St. Mark’s parishioner Beverly Ogle appreciates Christianson’s presence in the parish and is fond of the portrait of St. Mark because “it depicts him as a holy person, the writer of one of the four Gospels, and the portrait is special for us, as it can only be used for the cover of our bulletin.”
Ogle also extended blanket approval for the other portraits: “I like all of Tracy’s art. Her portraits of the saints are beautiful and very realistic. I like the softness of many of them. In looking at her portraits of the saints, you can see God’s grace in each face, showing a very holy person, with God’s love showing forth. I would think that this is not easy to portray.”
Sharing Faith Through Art
Christianson works diligently at her craft because she loves it. “I have several easels set up and do at least some drawing every day,” she says. “I usually am working on several different portraits at the same time. It’s good to walk away from your work so that when you come back you look at it with new eyes.”
She creates the portraits, but she has help with the production and marketing. “My sister (Dixie Foster) takes all the orders and ships them,” Christianson says. “She does all the framing, makes all the plaques and crucifixes. She basically does everything but draw the portrait.”
In fact, it was her sister who thought of starting the business in the first place. Foster says, “I love her work and the realism of the portraits. I think her Sacred Heart and Immaculate Heart are the most beautiful I have seen and thought they should be made available for everyone. There isn’t a whole lot to choose from out there.

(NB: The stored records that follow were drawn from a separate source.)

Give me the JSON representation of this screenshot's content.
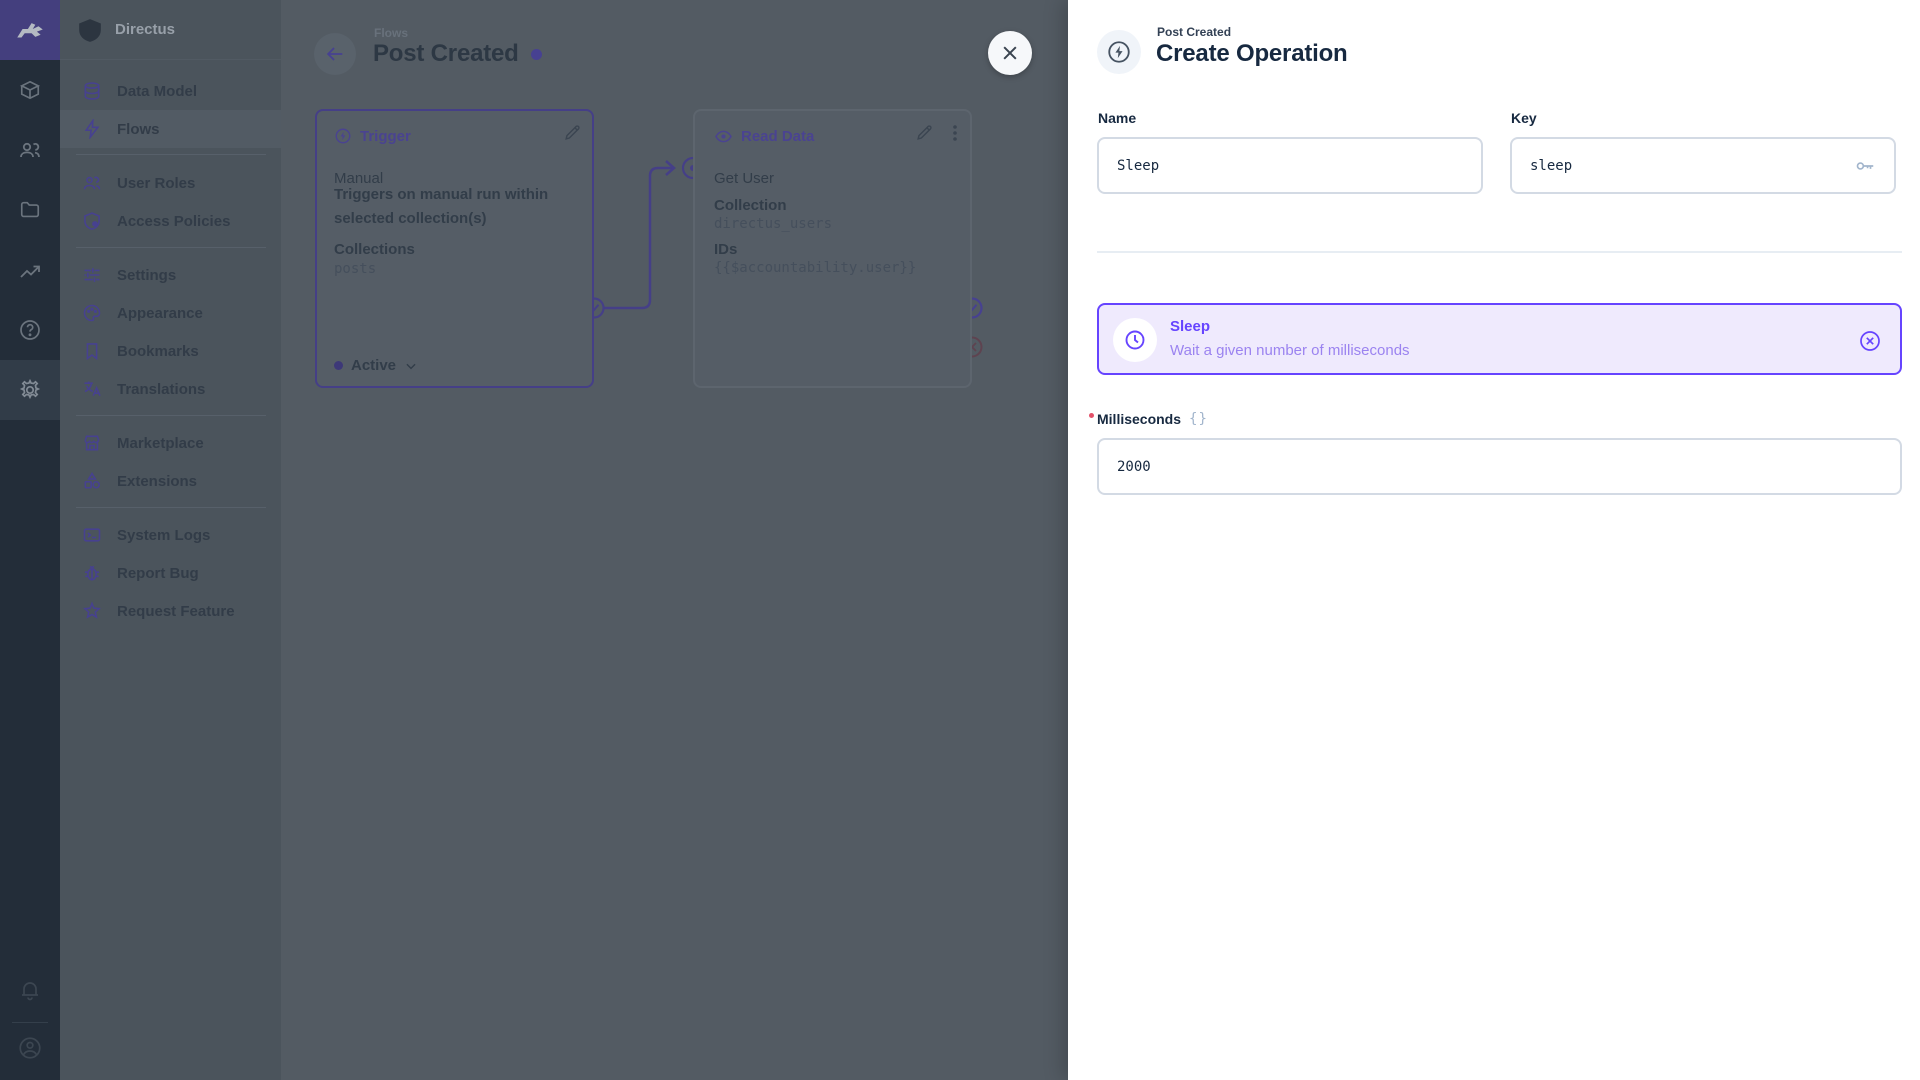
{
  "app": {
    "project_name": "Directus"
  },
  "module_bar": {
    "modules": [
      "content",
      "users",
      "files",
      "insights",
      "docs",
      "settings"
    ],
    "bottom": [
      "notifications",
      "account"
    ]
  },
  "nav": {
    "project": "Directus",
    "items": [
      {
        "label": "Data Model"
      },
      {
        "label": "Flows"
      },
      {
        "label": "User Roles"
      },
      {
        "label": "Access Policies"
      },
      {
        "label": "Settings"
      },
      {
        "label": "Appearance"
      },
      {
        "label": "Bookmarks"
      },
      {
        "label": "Translations"
      },
      {
        "label": "Marketplace"
      },
      {
        "label": "Extensions"
      },
      {
        "label": "System Logs"
      },
      {
        "label": "Report Bug"
      },
      {
        "label": "Request Feature"
      }
    ]
  },
  "flow": {
    "breadcrumb": "Flows",
    "title": "Post Created",
    "trigger_panel": {
      "title": "Trigger",
      "type": "Manual",
      "description": "Triggers on manual run within selected collection(s)",
      "collections_label": "Collections",
      "collections_value": "posts",
      "status": "Active"
    },
    "operation_panel": {
      "title": "Read Data",
      "name": "Get User",
      "collection_label": "Collection",
      "collection_value": "directus_users",
      "ids_label": "IDs",
      "ids_value": "{{$accountability.user}}"
    }
  },
  "drawer": {
    "breadcrumb": "Post Created",
    "title": "Create Operation",
    "name_field": {
      "label": "Name",
      "value": "Sleep"
    },
    "key_field": {
      "label": "Key",
      "value": "sleep"
    },
    "selected_operation": {
      "name": "Sleep",
      "description": "Wait a given number of milliseconds"
    },
    "milliseconds_field": {
      "label": "Milliseconds",
      "value": "2000",
      "braces": "{}"
    }
  },
  "colors": {
    "primary": "#6644ff",
    "banner_bg": "#efeafd",
    "required": "#e35169",
    "module_bar_bg": "#232d39",
    "overlay_canvas": "#535b63"
  }
}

You see the same images on Christmas cards every year, and I think people are always looking for something new and different.”
Christianson is thankful for her sister’s contributions, but is most thankful for the source of her talent: God. She explains her gratitude in a simple prayer: “Thank you, Lord, for the gift of drawing and giving me such an enjoyable way to use it.”
[This article was originally published in the National Catholic Register  and is used by permission.]